▼▼▼

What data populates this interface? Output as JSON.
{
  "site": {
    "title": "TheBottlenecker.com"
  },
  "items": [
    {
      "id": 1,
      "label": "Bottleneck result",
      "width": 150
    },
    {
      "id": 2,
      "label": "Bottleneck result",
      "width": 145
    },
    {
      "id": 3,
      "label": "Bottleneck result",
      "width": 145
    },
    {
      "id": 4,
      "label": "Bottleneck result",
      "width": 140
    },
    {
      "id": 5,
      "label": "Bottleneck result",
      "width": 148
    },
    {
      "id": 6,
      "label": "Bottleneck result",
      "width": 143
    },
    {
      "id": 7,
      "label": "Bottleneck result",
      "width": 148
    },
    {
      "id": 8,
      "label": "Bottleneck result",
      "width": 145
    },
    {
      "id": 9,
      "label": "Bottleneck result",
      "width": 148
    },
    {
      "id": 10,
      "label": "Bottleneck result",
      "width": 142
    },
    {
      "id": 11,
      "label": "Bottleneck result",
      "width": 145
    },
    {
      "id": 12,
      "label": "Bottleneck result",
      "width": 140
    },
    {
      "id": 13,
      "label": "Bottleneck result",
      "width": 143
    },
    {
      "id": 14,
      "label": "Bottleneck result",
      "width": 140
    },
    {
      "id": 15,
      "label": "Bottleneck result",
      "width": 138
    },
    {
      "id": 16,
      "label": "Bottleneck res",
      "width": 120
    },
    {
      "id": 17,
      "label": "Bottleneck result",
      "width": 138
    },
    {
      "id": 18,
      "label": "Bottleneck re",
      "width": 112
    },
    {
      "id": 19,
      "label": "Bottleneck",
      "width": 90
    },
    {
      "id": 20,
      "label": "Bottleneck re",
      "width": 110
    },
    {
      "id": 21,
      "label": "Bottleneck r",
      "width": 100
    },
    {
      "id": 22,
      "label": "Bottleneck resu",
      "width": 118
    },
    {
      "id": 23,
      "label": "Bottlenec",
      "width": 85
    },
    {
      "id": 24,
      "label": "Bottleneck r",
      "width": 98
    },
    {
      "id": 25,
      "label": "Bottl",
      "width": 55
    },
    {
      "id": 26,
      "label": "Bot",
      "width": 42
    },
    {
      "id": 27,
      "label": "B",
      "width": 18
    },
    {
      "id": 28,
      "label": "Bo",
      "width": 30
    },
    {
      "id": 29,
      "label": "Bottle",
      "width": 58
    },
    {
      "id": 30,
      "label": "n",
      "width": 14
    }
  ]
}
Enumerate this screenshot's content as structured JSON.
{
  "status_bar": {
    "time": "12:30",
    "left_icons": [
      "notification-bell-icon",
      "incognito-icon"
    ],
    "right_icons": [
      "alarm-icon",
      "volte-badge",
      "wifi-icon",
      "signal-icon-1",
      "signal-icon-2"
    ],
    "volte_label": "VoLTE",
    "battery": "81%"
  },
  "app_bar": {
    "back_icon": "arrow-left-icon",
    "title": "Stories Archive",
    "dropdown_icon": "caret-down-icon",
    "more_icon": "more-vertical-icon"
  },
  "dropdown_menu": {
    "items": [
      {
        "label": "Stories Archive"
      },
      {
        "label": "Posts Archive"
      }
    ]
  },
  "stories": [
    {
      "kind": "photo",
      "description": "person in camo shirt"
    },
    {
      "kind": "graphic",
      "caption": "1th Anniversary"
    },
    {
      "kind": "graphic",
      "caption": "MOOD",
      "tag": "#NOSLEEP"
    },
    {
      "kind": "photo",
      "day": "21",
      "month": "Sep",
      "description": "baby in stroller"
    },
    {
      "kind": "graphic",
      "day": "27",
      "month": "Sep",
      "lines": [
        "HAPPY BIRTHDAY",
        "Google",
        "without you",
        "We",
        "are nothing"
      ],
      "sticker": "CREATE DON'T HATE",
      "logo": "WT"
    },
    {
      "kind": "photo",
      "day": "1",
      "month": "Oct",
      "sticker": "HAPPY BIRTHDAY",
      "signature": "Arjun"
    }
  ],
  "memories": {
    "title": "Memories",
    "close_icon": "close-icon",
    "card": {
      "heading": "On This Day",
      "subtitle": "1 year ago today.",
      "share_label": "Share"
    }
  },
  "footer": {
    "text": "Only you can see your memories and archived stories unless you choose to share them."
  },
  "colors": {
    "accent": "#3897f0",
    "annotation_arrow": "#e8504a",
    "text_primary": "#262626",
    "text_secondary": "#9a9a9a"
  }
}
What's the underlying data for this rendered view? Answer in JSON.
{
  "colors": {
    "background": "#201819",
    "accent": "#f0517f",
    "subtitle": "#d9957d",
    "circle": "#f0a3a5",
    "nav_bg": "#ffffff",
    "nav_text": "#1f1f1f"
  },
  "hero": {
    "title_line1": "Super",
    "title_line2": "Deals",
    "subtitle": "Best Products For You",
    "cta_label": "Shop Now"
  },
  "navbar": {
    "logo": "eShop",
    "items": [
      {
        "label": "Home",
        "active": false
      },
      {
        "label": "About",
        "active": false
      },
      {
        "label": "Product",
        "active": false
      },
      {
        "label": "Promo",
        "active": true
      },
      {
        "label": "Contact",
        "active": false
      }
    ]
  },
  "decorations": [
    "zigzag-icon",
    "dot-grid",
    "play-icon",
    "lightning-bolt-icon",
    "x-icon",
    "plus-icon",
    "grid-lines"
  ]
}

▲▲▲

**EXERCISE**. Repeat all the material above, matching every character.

**RESPONSE TO THE EXERCISE**.
What data populates this interface? Output as JSON.
{
  "site": {
    "title": "TheBottlenecker.com"
  },
  "items": [
    {
      "id": 1,
      "label": "Bottleneck result",
      "width": 150
    },
    {
      "id": 2,
      "label": "Bottleneck result",
      "width": 145
    },
    {
      "id": 3,
      "label": "Bottleneck result",
      "width": 145
    },
    {
      "id": 4,
      "label": "Bottleneck result",
      "width": 140
    },
    {
      "id": 5,
      "label": "Bottleneck result",
      "width": 148
    },
    {
      "id": 6,
      "label": "Bottleneck result",
      "width": 143
    },
    {
      "id": 7,
      "label": "Bottleneck result",
      "width": 148
    },
    {
      "id": 8,
      "label": "Bottleneck result",
      "width": 145
    },
    {
      "id": 9,
      "label": "Bottleneck result",
      "width": 148
    },
    {
      "id": 10,
      "label": "Bottleneck result",
      "width": 142
    },
    {
      "id": 11,
      "label": "Bottleneck result",
      "width": 145
    },
    {
      "id": 12,
      "label": "Bottleneck result",
      "width": 140
    },
    {
      "id": 13,
      "label": "Bottleneck result",
      "width": 143
    },
    {
      "id": 14,
      "label": "Bottleneck result",
      "width": 140
    },
    {
      "id": 15,
      "label": "Bottleneck result",
      "width": 138
    },
    {
      "id": 16,
      "label": "Bottleneck res",
      "width": 120
    },
    {
      "id": 17,
      "label": "Bottleneck result",
      "width": 138
    },
    {
      "id": 18,
      "label": "Bottleneck re",
      "width": 112
    },
    {
      "id": 19,
      "label": "Bottleneck",
      "width": 90
    },
    {
      "id": 20,
      "label": "Bottleneck re",
      "width": 110
    },
    {
      "id": 21,
      "label": "Bottleneck r",
      "width": 100
    },
    {
      "id": 22,
      "label": "Bottleneck resu",
      "width": 118
    },
    {
      "id": 23,
      "label": "Bottlenec",
      "width": 85
    },
    {
      "id": 24,
      "label": "Bottleneck r",
      "width": 98
    },
    {
      "id": 25,
      "label": "Bottl",
      "width": 55
    },
    {
      "id": 26,
      "label": "Bot",
      "width": 42
    },
    {
      "id": 27,
      "label": "B",
      "width": 18
    },
    {
      "id": 28,
      "label": "Bo",
      "width": 30
    },
    {
      "id": 29,
      "label": "Bottle",
      "width": 58
    },
    {
      "id": 30,
      "label": "n",
      "width": 14
    }
  ]
}
Enumerate this screenshot's content as structured JSON.
{
  "status_bar": {
    "time": "12:30",
    "left_icons": [
      "notification-bell-icon",
      "incognito-icon"
    ],
    "right_icons": [
      "alarm-icon",
      "volte-badge",
      "wifi-icon",
      "signal-icon-1",
      "signal-icon-2"
    ],
    "volte_label": "VoLTE",
    "battery": "81%"
  },
  "app_bar": {
    "back_icon": "arrow-left-icon",
    "title": "Stories Archive",
    "dropdown_icon": "caret-down-icon",
    "more_icon": "more-vertical-icon"
  },
  "dropdown_menu": {
    "items": [
      {
        "label": "Stories Archive"
      },
      {
        "label": "Posts Archive"
      }
    ]
  },
  "stories": [
    {
      "kind": "photo",
      "description": "person in camo shirt"
    },
    {
      "kind": "graphic",
      "caption": "1th Anniversary"
    },
    {
      "kind": "graphic",
      "caption": "MOOD",
      "tag": "#NOSLEEP"
    },
    {
      "kind": "photo",
      "day": "21",
      "month": "Sep",
      "description": "baby in stroller"
    },
    {
      "kind": "graphic",
      "day": "27",
      "month": "Sep",
      "lines": [
        "HAPPY BIRTHDAY",
        "Google",
        "without you",
        "We",
        "are nothing"
      ],
      "sticker": "CREATE DON'T HATE",
      "logo": "WT"
    },
    {
      "kind": "photo",
      "day": "1",
      "month": "Oct",
      "sticker": "HAPPY BIRTHDAY",
      "signature": "Arjun"
    }
  ],
  "memories": {
    "title": "Memories",
    "close_icon": "close-icon",
    "card": {
      "heading": "On This Day",
      "subtitle": "1 year ago today.",
      "share_label": "Share"
    }
  },
  "footer": {
    "text": "Only you can see your memories and archived stories unless you choose to share them."
  },
  "colors": {
    "accent": "#3897f0",
    "annotation_arrow": "#e8504a",
    "text_primary": "#262626",
    "text_secondary": "#9a9a9a"
  }
}
What's the underlying data for this rendered view? Answer in JSON.
{
  "colors": {
    "background": "#201819",
    "accent": "#f0517f",
    "subtitle": "#d9957d",
    "circle": "#f0a3a5",
    "nav_bg": "#ffffff",
    "nav_text": "#1f1f1f"
  },
  "hero": {
    "title_line1": "Super",
    "title_line2": "Deals",
    "subtitle": "Best Products For You",
    "cta_label": "Shop Now"
  },
  "navbar": {
    "logo": "eShop",
    "items": [
      {
        "label": "Home",
        "active": false
      },
      {
        "label": "About",
        "active": false
      },
      {
        "label": "Product",
        "active": false
      },
      {
        "label": "Promo",
        "active": true
      },
      {
        "label": "Contact",
        "active": false
      }
    ]
  },
  "decorations": [
    "zigzag-icon",
    "dot-grid",
    "play-icon",
    "lightning-bolt-icon",
    "x-icon",
    "plus-icon",
    "grid-lines"
  ]
}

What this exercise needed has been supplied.